plant native to Mexico and the southern U.S., by 1831, in a California context, from Mexican Spanish amole, name for various plant-roots used as detergents, from Nahuatl (Aztecan) amolli "soap-root."

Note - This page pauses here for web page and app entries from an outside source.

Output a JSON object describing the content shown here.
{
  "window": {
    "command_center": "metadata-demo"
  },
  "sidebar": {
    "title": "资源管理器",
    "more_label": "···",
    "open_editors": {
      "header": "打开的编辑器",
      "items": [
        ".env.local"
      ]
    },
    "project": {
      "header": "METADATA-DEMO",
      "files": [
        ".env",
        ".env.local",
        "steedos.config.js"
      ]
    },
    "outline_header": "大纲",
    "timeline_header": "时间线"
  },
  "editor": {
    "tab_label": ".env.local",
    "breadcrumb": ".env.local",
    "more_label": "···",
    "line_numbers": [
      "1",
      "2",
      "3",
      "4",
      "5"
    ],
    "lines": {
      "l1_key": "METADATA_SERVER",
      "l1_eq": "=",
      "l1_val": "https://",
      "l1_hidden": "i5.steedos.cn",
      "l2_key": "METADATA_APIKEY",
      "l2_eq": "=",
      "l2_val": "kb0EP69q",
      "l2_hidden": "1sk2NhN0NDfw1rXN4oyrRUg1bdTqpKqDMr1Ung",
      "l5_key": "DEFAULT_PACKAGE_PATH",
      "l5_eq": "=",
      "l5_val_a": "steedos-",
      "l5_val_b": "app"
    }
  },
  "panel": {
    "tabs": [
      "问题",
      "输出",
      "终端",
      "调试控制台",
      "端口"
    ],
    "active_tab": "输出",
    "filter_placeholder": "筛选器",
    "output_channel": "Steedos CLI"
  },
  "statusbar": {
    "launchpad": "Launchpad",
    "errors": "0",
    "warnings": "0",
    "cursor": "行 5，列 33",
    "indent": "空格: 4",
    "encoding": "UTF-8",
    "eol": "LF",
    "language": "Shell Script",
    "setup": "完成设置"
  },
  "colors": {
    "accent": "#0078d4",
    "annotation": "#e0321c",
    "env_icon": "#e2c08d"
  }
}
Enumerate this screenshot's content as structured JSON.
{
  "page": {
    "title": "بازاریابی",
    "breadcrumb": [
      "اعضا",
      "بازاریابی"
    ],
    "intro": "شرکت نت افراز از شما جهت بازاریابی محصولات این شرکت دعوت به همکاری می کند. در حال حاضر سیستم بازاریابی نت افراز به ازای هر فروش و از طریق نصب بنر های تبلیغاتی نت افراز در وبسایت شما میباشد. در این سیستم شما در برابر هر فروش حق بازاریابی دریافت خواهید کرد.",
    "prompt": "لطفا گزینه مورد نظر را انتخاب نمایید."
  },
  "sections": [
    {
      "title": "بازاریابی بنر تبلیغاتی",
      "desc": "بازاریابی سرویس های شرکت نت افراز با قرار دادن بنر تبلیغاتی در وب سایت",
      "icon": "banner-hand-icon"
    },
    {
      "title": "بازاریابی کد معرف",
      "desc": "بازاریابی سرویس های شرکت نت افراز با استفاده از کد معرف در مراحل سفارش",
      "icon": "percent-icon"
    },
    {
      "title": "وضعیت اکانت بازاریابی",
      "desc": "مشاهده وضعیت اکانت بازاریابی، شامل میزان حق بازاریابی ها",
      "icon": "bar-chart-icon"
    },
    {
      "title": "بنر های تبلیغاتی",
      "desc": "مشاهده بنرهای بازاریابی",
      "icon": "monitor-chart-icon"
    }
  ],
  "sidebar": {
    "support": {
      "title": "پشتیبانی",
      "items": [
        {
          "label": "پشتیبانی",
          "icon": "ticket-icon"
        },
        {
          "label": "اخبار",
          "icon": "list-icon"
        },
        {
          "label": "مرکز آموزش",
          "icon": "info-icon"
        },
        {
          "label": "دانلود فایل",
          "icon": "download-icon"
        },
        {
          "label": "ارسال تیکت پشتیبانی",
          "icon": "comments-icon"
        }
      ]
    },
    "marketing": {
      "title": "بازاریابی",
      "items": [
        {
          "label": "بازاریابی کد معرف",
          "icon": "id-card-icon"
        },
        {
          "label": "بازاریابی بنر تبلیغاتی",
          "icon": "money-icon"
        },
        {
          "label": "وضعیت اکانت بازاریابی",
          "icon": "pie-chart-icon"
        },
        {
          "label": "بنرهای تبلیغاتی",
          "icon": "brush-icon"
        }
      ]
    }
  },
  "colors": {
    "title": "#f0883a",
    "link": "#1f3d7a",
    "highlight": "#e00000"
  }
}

species of tall herbs native to Europe and western Asia, 1660s, a Modern Latin translation of German fingerhut, the German name of the plant, a transferred use of the German word for "thimble," literally "finger-hat," the plant so called for the bell-shape of the flowers. Compare the English name, foxglove. The Latin name was given by Fuchs (1542). The medicine (originally extracted from the plant) is so called from 1799.